| TASK |
Print the records below exactly. Omit every picture.

--- START ---

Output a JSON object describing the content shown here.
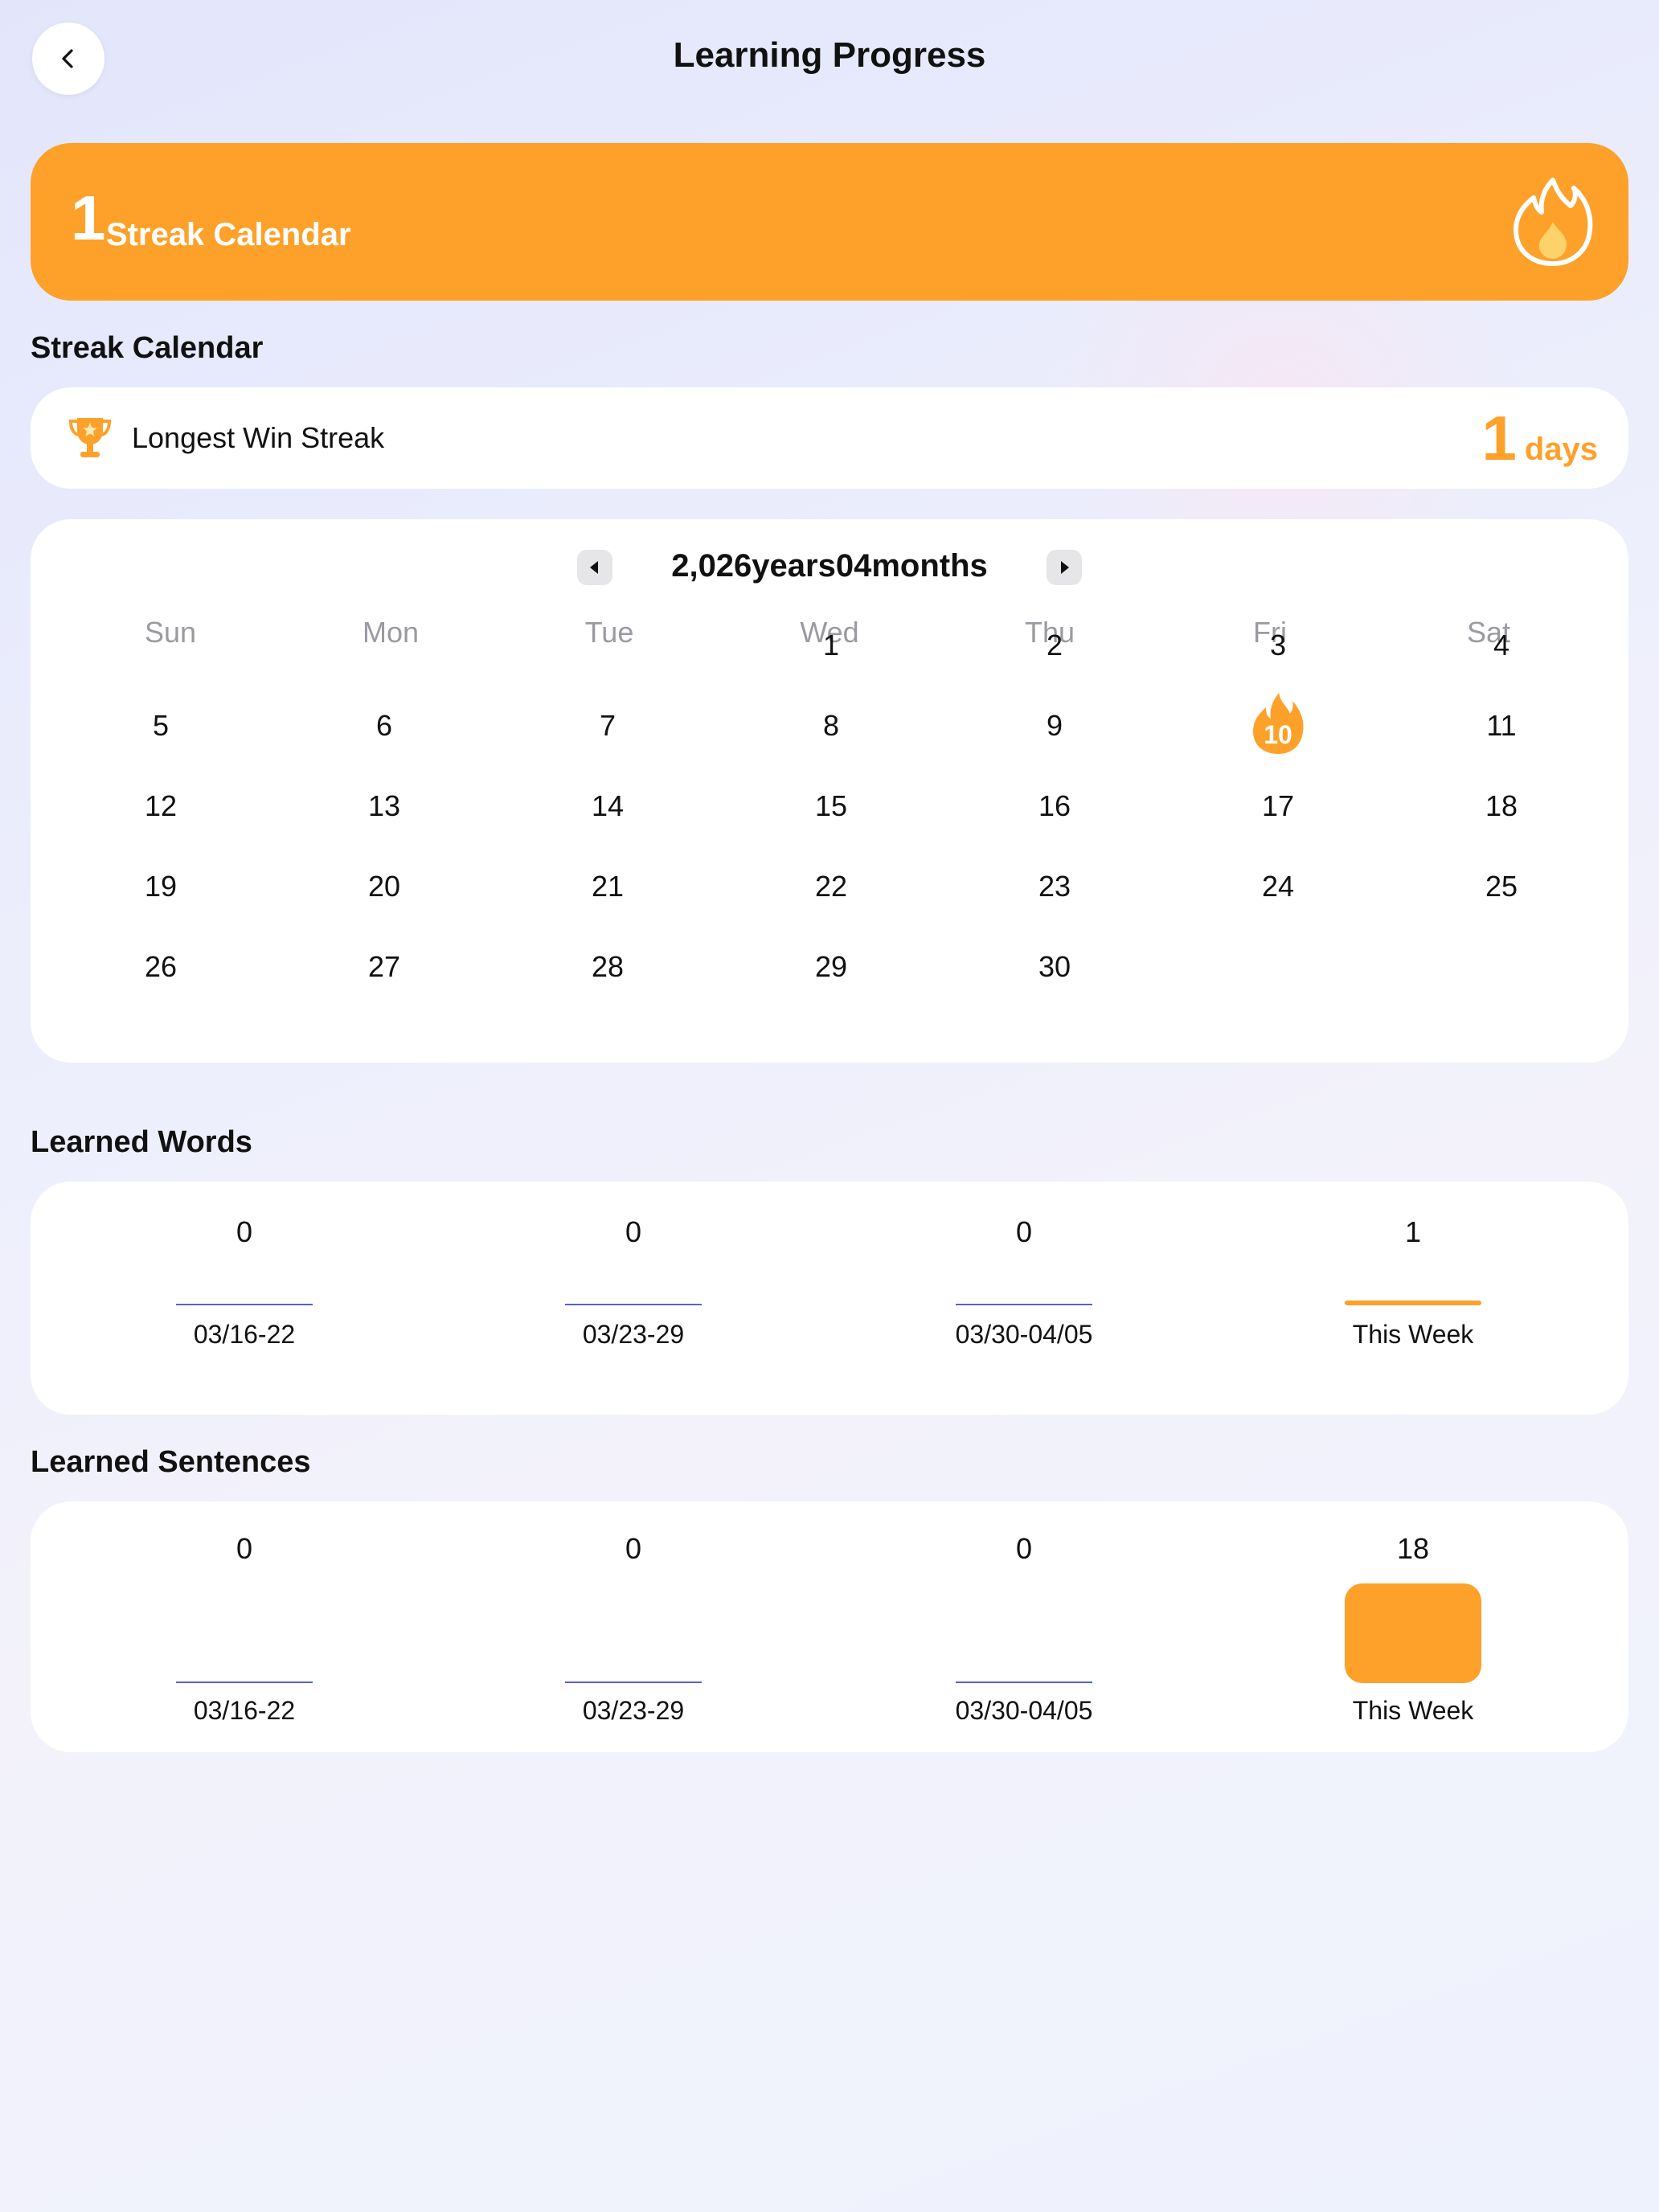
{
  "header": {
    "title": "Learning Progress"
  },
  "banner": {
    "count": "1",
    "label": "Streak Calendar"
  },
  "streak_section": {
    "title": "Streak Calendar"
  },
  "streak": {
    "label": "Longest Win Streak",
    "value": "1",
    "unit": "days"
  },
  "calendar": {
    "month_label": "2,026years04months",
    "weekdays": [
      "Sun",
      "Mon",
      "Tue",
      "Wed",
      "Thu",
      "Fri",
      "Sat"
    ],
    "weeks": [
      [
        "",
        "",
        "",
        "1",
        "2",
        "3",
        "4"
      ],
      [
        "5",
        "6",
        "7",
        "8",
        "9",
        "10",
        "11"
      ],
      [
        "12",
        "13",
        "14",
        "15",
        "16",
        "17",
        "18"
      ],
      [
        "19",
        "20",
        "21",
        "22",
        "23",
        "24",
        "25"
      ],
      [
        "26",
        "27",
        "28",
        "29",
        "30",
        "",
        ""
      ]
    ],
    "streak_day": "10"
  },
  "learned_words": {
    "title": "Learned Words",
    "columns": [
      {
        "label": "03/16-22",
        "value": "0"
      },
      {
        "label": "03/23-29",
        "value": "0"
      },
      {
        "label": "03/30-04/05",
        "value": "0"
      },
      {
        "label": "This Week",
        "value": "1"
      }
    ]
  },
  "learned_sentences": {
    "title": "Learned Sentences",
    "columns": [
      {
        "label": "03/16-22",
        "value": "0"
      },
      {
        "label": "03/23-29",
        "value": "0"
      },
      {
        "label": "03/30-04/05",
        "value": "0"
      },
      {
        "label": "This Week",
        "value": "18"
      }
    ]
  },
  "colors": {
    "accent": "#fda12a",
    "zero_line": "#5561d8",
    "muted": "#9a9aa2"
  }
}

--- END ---

| WRITTEN RESPONSE |
Output a JSON object describing the content shown here.
{
  "header": {
    "title": "Learning Progress"
  },
  "banner": {
    "count": "1",
    "label": "Streak Calendar"
  },
  "streak_section": {
    "title": "Streak Calendar"
  },
  "streak": {
    "label": "Longest Win Streak",
    "value": "1",
    "unit": "days"
  },
  "calendar": {
    "month_label": "2,026years04months",
    "weekdays": [
      "Sun",
      "Mon",
      "Tue",
      "Wed",
      "Thu",
      "Fri",
      "Sat"
    ],
    "weeks": [
      [
        "",
        "",
        "",
        "1",
        "2",
        "3",
        "4"
      ],
      [
        "5",
        "6",
        "7",
        "8",
        "9",
        "10",
        "11"
      ],
      [
        "12",
        "13",
        "14",
        "15",
        "16",
        "17",
        "18"
      ],
      [
        "19",
        "20",
        "21",
        "22",
        "23",
        "24",
        "25"
      ],
      [
        "26",
        "27",
        "28",
        "29",
        "30",
        "",
        ""
      ]
    ],
    "streak_day": "10"
  },
  "learned_words": {
    "title": "Learned Words",
    "columns": [
      {
        "label": "03/16-22",
        "value": "0"
      },
      {
        "label": "03/23-29",
        "value": "0"
      },
      {
        "label": "03/30-04/05",
        "value": "0"
      },
      {
        "label": "This Week",
        "value": "1"
      }
    ]
  },
  "learned_sentences": {
    "title": "Learned Sentences",
    "columns": [
      {
        "label": "03/16-22",
        "value": "0"
      },
      {
        "label": "03/23-29",
        "value": "0"
      },
      {
        "label": "03/30-04/05",
        "value": "0"
      },
      {
        "label": "This Week",
        "value": "18"
      }
    ]
  },
  "colors": {
    "accent": "#fda12a",
    "zero_line": "#5561d8",
    "muted": "#9a9aa2"
  }
}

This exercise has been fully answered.